for the first two seasons. What was I thinking?
But the biggest mistake I made is the one that most of us make while
doing this. I did not live in the moment enough. This is particularly clear
now that the moment is gone, captured only in photographs. There is one
picture of the three of them sitting in the grass on a quilt in the
shadow of the swing set on a summer day, ages 6, 4 and 1. And I wish I could
remember what we ate, and what we talked about, and how they sounded,
and how they looked when they slept that night. I wish I had not been in
such a hurry to get on to the next thing: dinner, bath, book, bed. I wish I
had treasured the doing a little more and the getting it done a little less.
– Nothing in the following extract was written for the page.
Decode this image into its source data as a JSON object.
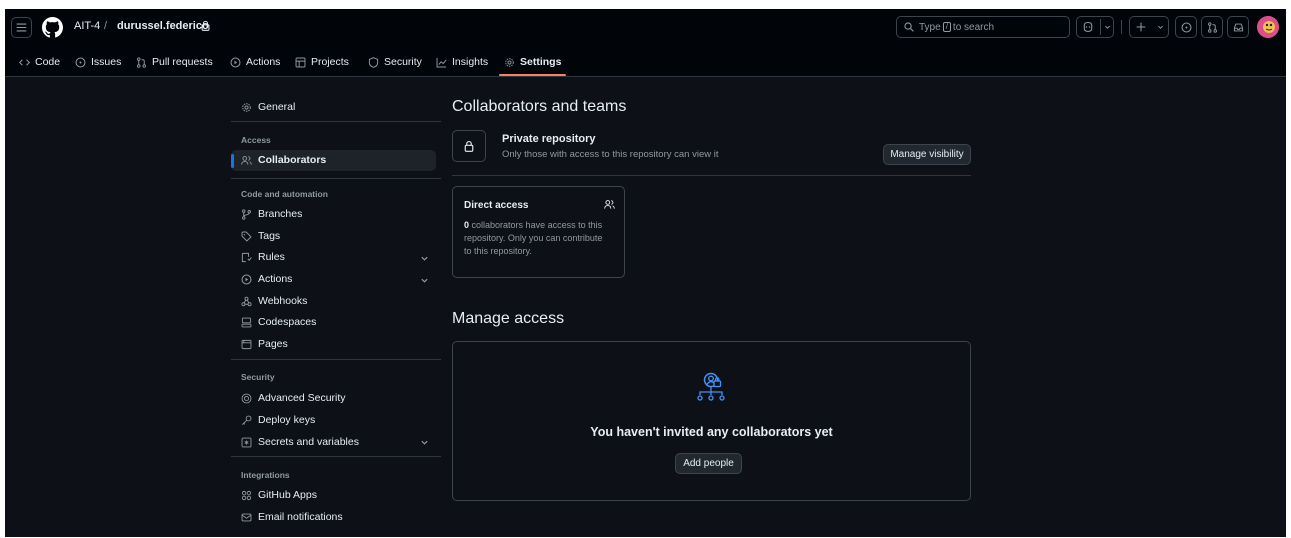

Even today I'm not sure what worked and what didn't, what was me and
what was simply life. When they were very small, I suppose I thought someday
they would become who they were because of what I'd done. Now I suspect
they simply grew into their true selves because they demanded in a
thousand ways that I back off and let them be.
The books said to be relaxed and I was often tense, matter-o-fact and I
was sometimes over the top. And look how it all turned out. I wound up
with the three people I like best in the world, who have done more than
anyone to excavate my essential humanity. That's what the books never
told me. I was bound and determined to learn from the experts. It just took
me a while to figure out who the experts were.
by Anna Quindlen